Orpheus: the Song of Life

All singing, all dancing

Orpheus: the Song of Life
Ann Wroe
Jonathan Cape, 272pp, £17.99

Orpheus came from a time before clear distinctions were made between poetry, song, philosophy and theology, and he had a reasonable claim to have founded all four disciplines. He was born in Thrace in the Rhodope Mountains, which straddle modern-day Bulgaria and Greece. The barrenness of this "winter-land" presaged his later adventures, as did his name, which may derive from euphonos ("sweet-voiced") or, more sinisterly, from orphe ("darkness"). His mother was the muse Calliope, his father either the king of Thrace or even Apollo. From an early age he discovered the ability to charm the natural world with his music: animals listened rapt, and streams danced after him or stilled their flow.

Orpheus studied in Egypt, from where he brought back a complicated creation story involving the copulation of various abstract nouns (Compulsion, Time, Chaos). His study and song were interrupted when Jason summoned him to join the Argonauts. He cut a curiously dainty figure in the company of the heroic all-stars, not swearing or sleeping around. As his more butch colleagues pressed muscle to oars, he stood in front of the mast, strumming encouragement on his lyre.

According to the pseudepigraphic Argonautica Orphica, Orpheus himself liberates the Golden Fleece by sacrificing three black puppies to Hecate and then sending the tutelary dragon to sleep with his song. In Apollonius's version of the story, he didn't even make it into the sacred grove.

Eurydice entered his life on his return from the voyage. Theirs might have been the greatest love story ever told, but the character of Eurydice in ancient texts is so vague and misty that it is hard to comprehend what drove Orpheus, of all bereaved husbands, to pursue her into the underworld. (Martial had fundamental objections: "Imagine anyway going to get your wife. No wonder all hell was amazed at it.") Her vapidness allowed subsequent interpreters to make her an emblem of their pet concerns. To Pedro Calderón de la Barca, she was human nature; Francis Bacon thought her natural philosophy. She was music and beauty and wisdom and Love with a capital "L". The anthropologically inclined saw the journey into Hades as another version of the primitive myth of death and rebirth. Freudians considered it a voyage through the unconscious in search of buried sexual desire. As a child, Carl Jung dreamed of following Orpheus down a stone-clad hole in a meadow where he "was initiated into the secrets of the earth".

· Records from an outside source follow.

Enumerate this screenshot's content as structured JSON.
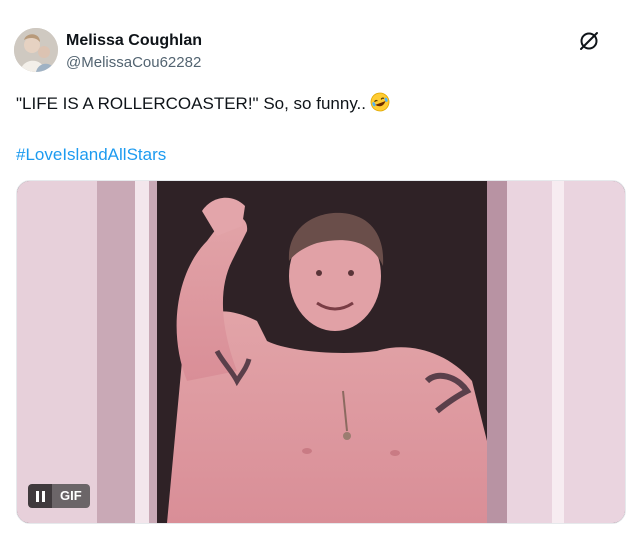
{
  "author": {
    "name": "Melissa Coughlan",
    "handle": "@MelissaCou62282",
    "avatar_icon": "profile-photo"
  },
  "platform_icon": "x-logo-icon",
  "tweet": {
    "text": "\"LIFE IS A ROLLERCOASTER!\" So, so funny..",
    "emoji": "rolling-on-floor-laughing-emoji",
    "hashtag": "#LoveIslandAllStars"
  },
  "media": {
    "type": "gif",
    "badge_label": "GIF",
    "control_icon": "pause-icon"
  },
  "colors": {
    "link": "#1d9bf0",
    "text": "#0f1419",
    "secondary": "#536471"
  }
}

After losing Eurydice on the cusp of the upper world, Orpheus mourned his lost love with a single threnody: "All that is born must die." He attracted a cult of male followers - Ovid contended that it was Orpheus who introduced the Greeks to homosexuality - whom he initiated in the secrets that he had learned in the underworld. Clement of Alexandria recorded some of their liturgy - "I have fasted, I have drunk the cup; I have received from the box; having done, I put it into the basket, and out of the basket into the chest" - which makes the Orphic Mysteries sound rather like an episode of The Crystal Maze.

Orpheus's disdain for the rest of mankind led to his demise: he was torn to pieces by maenads furious that he had lured away their menfolk. His disembodied head floated to the island of Lesbos, singing all the way.

Perhaps the most influential part of his legacy was the then eccentric belief that actions in this world affect the soul in the afterlife, a principle that would later underwrite the Christian dominion. Despite the large pantheon of gods whom he worshipped, he considered them to be aspects of a single godhead. The Jews of Alexandria depicted him on the walls of their synagogues, his lyre easily assimilated to King David's harp; medieval theologians saw, in his descent to the netherworld, Christ's harrowing of hell.

Previous books by Ann Wroe have shown a fascination with figures, such as Pontius Pilate and Perkin Warbeck, who hover at the interstices of history and fable. Her Orpheus is nimble and erudite, displaying a command of classical sources while skipping across centuries to encounter its subject in the operas of Monteverdi and Gluck, the poetry of Rilke, Jean Anouilh's Eurydice and Jean Cocteau's Orphée. The English domesticated him. "Sir Orfeo", an anonymous Middle English poem, transforms the shaman-prince into a knight ruling in Winchester; in Elizabethan lyric, he is a patron saint of gardeners.

There is something of the joyous pagan in Wroe as she spots Orphic sparks in a five-year-old boy in a Bulgarian ski resort, "mov[ing] with extraordinary grace, on tiptoe, twirling round each obstacle with his sword raised, singing", and in hobos flying kites in Atlantic City. She has an acute eye for pastoral detail - "the bent-grass quivers, the bee plunders the gleaming rock-rose" - and takes a novelist's care in exploring character and evoking atmosphere. Orpheus will leave you dancing. l

Jonathan Beckman is senior editor of Literary Review